By Matthew Krumholtz, Guest Contributor
COVID-19 has magnified unsustainable levels of inequality across the U.S. From access to health coverage to disproportionate mortality rates in communities of color, this pandemic has acted like a tracer dye through our systems and institutions, revealing the intersectional vulnerabilities of historically marginalized communities. For nonprofits, addressing the critical issues surrounding racial equity is as urgent as ever, even while obstacles to funding streams and opportunities for systemic change emerge with greater clarity.
Not only have communities of color suffered from higher infection rates of COVID-19, people of color are in higher need of support, since they make up a disproportionate percentage of the low-wage workforce and the precarious jobs that are being cut.
Many funders are responding to the crisis of inequity with new grant making strategies that incorporate a racial equity lens. As the Bridgespan Group notes, nonprofit organizations led by people of color face greater barriers to necessary resources and are at far higher risk of closure –– at a moment of critical urgency for the communities they are serving. The Bridgespan Group recommends that funders take a racial equity approach to giving in contrast to a race-neutral framing, which does nothing to address the structural racism –– historically rooted and socially reinforced –– that underlies the vast disparities we are witnessing through the course of the pandemic.
A prominent solution that has been widely echoed relates to the need for organizations to demonstrate and measure their impact. Advice related to unequal funding for racial equity often centers on building data systems and reporting tools to demonstrate to funders the success of relevant programs. However, the organizations that have the most impact in serving communities of color are not necessarily the ones with the resources to develop time-intensive, data-driven cases for philanthropic support.
In Nonprofit Quarterly, Lori Villarosa points out that financial disparities are so deeply rooted in the nonprofit sector that funders risk perpetuating the status quo, unless they intentionally shift the focus and scope of their grant making.

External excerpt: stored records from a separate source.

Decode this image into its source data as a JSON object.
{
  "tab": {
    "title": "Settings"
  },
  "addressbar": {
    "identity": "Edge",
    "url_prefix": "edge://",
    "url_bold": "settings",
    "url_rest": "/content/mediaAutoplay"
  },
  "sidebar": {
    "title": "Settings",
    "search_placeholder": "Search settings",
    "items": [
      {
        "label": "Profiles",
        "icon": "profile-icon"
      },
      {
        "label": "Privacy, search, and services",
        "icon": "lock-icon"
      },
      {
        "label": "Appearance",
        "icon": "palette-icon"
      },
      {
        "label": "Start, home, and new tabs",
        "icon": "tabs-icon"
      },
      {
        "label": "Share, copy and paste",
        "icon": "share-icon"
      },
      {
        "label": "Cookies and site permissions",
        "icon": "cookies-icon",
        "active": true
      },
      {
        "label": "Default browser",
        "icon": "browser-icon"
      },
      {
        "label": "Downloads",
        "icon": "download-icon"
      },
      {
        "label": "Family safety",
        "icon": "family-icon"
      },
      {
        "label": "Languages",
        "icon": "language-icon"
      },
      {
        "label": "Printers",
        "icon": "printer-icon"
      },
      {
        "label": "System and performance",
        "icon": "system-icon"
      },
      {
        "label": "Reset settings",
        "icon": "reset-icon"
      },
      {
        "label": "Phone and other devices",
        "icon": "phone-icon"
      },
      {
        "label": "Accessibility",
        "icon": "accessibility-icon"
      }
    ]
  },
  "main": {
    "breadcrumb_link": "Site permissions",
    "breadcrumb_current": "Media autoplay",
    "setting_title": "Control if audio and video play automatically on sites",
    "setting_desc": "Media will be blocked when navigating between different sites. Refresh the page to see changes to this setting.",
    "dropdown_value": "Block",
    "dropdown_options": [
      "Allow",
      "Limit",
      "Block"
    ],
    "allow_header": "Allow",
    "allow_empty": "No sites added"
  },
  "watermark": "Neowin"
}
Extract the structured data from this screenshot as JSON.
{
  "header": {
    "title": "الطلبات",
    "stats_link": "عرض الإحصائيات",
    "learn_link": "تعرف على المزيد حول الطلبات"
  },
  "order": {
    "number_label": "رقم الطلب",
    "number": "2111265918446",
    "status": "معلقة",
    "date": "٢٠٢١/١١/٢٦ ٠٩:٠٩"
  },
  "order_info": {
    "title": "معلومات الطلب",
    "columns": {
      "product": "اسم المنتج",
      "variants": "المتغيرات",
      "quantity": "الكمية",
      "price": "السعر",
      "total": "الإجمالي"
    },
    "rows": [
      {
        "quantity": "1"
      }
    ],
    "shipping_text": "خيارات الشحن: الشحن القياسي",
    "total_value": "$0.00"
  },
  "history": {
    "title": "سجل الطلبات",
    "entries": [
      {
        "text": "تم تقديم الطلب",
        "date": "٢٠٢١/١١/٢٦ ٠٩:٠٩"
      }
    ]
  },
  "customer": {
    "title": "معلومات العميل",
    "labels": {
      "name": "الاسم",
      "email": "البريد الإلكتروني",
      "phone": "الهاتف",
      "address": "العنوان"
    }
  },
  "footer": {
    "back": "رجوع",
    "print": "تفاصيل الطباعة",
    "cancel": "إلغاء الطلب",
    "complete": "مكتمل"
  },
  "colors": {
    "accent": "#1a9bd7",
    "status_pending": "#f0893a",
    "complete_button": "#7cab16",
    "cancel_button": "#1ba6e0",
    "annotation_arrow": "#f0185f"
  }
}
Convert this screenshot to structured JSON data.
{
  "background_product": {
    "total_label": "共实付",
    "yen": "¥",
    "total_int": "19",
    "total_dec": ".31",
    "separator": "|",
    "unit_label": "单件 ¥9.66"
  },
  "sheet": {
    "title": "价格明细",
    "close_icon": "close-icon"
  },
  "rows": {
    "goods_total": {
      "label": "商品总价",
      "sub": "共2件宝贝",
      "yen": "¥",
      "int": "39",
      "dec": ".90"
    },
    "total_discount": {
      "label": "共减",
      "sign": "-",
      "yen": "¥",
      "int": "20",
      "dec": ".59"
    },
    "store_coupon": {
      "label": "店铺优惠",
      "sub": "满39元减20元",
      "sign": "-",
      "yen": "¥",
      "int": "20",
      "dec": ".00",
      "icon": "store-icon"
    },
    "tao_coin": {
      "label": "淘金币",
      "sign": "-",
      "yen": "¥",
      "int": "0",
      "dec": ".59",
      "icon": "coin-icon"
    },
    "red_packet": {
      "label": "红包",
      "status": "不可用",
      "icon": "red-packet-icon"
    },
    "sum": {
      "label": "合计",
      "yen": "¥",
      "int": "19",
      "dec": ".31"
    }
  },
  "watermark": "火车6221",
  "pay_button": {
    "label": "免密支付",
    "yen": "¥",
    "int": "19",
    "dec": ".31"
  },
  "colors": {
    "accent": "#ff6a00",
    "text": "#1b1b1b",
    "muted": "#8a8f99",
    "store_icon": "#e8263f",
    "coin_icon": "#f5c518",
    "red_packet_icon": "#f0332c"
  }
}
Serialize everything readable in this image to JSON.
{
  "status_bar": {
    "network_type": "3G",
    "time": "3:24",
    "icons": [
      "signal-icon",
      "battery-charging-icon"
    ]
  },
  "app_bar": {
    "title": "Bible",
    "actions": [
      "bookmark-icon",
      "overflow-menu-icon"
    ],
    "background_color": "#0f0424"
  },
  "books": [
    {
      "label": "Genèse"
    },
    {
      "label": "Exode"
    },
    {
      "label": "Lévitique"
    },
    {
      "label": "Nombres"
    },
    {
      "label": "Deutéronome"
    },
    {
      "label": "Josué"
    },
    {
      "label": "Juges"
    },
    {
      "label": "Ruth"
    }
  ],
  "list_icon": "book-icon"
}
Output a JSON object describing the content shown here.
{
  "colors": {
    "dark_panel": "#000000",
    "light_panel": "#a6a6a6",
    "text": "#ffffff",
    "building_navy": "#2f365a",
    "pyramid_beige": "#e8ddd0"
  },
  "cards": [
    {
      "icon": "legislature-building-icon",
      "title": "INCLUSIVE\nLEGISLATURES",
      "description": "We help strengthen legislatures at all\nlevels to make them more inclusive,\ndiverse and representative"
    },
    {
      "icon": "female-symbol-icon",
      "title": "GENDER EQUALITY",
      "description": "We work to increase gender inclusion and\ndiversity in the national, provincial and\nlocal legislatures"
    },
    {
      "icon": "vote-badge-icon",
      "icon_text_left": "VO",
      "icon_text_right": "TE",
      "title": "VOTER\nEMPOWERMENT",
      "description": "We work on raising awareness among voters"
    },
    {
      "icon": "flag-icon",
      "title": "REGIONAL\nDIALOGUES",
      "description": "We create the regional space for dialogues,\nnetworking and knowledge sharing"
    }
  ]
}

Villarosa usefully advocates for seeing racial equity and racial justice as two sides of the same coin, with the former being a critical need and the latter a transformative vision. Not satisfied by naming and understanding the structural barriers that disproportionately face communities of color, a racial justice approach examines the systems-wide solutions that address inequities and move us toward a more just, inclusive society.
This movement from awareness to action requires looking at interventions from a systems-level perspective. The interlocking vulnerabilities experienced by communities of color demand transformational change, where each of us –– as nonprofits, consultants and funders ––determine how we can multiply our impact by working together toward a shared aim of racial justice.
COVID-19 has laid bare the unsustainability of a system built on the debased scaffolding of structural racism. Repairing this broken system will take a bold collective effort, and nonprofit organizations are a critical point of light in the constellation of change we need.